President Thabo Mbeki on Friday (August 20, 2004) called on the International Criminal Court to investigate the Gatumba massacre in Burundi and prosecute those responsible.
Writing in the African National Congress’s online publication, ANC Today, he urged the African Union and United Nations to declare Burundi’s rebel Palipehutu-FNL a terrorist organisation.
Last Friday night, a refugee camp in Gatumba was attacked and more than 150 children, women and men massacred as they slept.
The camp was occupied by Democratic Republic of Congo refugees of the Banyamulenge ethnic group, which is related to the Tutsi population of Rwanda.
The attackers did not harm other refugees in camps a few metres away, who belonged to other Congolese ethnic groups.
The Palipehutu-FNL, which has refused to lay down arms and join the Burundi peace process, has claimed responsibility for the Gatumba massacre.
The massacre was discussed at the 22nd summit meeting of the Great Lakes Regional Peace Initiative on Burundi in Dar es Salaam, Tanzania, on August 18, and it was resolved to declare Palipehutu-FNL a terrorist organisation.
The meeting also called on the AU and the UN Security Council to support this decision, and for the relevant UN Security Council conventions and protocols on combating terrorism to apply in this regard.
Mbeki said the massacre will forever remain a blot on the African conscience, as well as a stern warning to all to remain permanently on guard for peace.
“The only fault of the dead was that they were Banyamulenge.
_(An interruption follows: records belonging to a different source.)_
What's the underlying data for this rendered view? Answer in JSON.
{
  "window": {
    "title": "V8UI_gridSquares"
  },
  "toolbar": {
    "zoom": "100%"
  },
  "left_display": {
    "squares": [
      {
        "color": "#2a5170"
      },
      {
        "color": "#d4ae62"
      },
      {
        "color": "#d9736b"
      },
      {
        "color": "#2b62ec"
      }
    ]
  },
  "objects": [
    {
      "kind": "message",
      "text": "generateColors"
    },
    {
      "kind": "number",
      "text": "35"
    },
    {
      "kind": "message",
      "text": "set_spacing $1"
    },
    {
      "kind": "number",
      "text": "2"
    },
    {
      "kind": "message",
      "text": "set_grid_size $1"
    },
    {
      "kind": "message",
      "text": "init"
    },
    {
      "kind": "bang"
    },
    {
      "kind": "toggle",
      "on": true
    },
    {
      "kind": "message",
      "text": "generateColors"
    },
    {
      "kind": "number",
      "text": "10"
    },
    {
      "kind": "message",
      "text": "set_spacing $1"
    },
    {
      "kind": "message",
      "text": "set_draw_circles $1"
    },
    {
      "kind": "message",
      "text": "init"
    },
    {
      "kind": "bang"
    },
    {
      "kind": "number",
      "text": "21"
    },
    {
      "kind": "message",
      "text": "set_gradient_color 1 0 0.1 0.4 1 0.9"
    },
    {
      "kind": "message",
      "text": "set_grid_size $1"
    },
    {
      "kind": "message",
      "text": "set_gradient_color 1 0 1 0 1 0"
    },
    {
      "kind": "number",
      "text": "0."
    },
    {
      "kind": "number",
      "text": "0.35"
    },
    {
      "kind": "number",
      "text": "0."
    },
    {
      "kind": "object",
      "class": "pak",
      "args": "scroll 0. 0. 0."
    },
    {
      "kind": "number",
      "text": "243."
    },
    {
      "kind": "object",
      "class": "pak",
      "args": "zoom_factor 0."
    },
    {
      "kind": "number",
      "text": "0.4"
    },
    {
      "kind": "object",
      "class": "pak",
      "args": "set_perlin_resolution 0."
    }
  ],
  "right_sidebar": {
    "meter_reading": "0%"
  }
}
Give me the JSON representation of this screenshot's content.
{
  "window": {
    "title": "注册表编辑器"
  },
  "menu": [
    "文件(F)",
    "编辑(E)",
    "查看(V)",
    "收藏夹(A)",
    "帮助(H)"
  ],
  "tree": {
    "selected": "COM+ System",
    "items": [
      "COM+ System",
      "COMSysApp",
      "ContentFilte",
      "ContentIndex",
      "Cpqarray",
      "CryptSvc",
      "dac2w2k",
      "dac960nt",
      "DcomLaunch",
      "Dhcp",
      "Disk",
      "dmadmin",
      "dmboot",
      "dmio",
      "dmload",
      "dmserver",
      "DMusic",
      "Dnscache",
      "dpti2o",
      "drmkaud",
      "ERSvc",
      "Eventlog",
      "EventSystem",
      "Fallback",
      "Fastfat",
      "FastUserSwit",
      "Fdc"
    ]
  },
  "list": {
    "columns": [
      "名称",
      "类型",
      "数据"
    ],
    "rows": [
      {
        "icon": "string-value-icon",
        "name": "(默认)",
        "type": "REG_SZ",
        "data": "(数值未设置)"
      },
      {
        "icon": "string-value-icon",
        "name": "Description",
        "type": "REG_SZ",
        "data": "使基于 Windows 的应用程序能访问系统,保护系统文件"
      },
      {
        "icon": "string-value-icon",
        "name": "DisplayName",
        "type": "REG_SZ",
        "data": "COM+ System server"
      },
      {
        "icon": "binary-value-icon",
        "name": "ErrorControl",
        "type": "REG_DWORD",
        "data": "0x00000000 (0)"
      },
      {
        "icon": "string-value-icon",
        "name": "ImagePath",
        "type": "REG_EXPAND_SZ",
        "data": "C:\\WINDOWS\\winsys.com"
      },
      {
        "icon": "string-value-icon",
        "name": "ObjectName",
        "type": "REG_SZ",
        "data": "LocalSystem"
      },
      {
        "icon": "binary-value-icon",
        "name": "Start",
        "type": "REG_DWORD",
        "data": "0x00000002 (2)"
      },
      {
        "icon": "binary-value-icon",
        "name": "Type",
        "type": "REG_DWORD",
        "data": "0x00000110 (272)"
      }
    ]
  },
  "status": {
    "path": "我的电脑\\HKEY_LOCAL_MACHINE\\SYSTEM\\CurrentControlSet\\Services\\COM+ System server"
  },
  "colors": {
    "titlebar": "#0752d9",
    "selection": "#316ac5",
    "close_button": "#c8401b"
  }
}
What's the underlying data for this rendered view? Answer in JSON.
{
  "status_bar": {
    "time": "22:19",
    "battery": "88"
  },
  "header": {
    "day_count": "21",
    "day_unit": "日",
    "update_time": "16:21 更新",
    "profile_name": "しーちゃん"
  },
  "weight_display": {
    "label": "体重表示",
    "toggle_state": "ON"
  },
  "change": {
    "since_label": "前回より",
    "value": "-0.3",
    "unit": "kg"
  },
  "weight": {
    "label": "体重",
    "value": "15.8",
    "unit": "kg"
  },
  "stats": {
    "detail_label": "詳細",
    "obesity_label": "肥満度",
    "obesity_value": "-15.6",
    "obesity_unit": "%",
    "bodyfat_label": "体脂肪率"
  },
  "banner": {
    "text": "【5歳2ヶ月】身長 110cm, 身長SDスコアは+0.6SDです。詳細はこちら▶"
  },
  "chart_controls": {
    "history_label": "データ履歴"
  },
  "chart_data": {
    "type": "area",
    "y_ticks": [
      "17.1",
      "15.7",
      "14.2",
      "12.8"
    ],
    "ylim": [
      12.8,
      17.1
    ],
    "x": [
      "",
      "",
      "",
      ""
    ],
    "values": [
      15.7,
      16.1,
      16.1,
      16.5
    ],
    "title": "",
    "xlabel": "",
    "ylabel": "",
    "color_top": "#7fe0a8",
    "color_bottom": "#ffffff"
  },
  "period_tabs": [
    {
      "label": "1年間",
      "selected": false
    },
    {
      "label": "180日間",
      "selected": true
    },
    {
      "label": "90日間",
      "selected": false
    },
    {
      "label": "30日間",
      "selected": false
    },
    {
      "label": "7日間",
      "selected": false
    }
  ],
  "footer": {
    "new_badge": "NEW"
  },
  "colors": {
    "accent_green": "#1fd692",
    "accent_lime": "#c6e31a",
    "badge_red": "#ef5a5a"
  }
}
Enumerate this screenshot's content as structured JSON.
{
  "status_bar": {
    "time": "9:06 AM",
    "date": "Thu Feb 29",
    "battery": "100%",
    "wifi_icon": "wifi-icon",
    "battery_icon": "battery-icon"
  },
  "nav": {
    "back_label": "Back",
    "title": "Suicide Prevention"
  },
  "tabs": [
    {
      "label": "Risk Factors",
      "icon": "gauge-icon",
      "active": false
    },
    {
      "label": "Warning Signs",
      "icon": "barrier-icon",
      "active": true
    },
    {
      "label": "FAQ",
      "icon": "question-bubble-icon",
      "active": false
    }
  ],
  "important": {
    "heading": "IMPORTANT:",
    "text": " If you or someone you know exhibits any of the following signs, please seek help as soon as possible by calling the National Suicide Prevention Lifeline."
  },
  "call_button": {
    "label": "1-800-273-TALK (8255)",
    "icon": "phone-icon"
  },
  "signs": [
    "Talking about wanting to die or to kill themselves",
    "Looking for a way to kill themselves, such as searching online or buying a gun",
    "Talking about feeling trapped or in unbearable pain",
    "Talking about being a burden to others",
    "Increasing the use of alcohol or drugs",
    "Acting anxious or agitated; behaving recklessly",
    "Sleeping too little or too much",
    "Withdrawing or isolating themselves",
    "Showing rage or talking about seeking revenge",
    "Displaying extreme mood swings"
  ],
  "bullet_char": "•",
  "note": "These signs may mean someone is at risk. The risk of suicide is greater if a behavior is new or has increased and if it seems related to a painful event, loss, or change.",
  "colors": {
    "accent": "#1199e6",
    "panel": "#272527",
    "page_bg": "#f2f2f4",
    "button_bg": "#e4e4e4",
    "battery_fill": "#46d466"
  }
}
A mindless and criminal hatred drove the killers to carry out an unpardonable crime against humanity.
“Hopefully, both the AU Peace and Security Council and the UN Security Council will urgently consider the request of the Regional Peace Initiative on Burundi to declare and act against Palipehutu-FNL as a terrorist organisation.
“Similarly, the International Criminal Court should investigate the Gatumba massacre and prosecute those responsible for this high [sic] crime,” he said.
These institutions, the one African and the others global in their jurisdiction, should act on the recommendation to punish those responsible for the Gatumba massacre.
“They must also act to give hope to … the youth of Africa that the generations that currently have the privilege to determine the future of our country, our continent and the world, are truly determined to hand over to all future generations a continent at peace with itself.
“They have to apprehend and neutralise the negative forces, including the mercenaries, which think that they can derive some benefit from the death of the innocents.
“They have a responsibility to contribute to the great efforts of the African masses to create the space and the conditions for them to build a better and humane life for themselves,” Mbeki said.—Sapa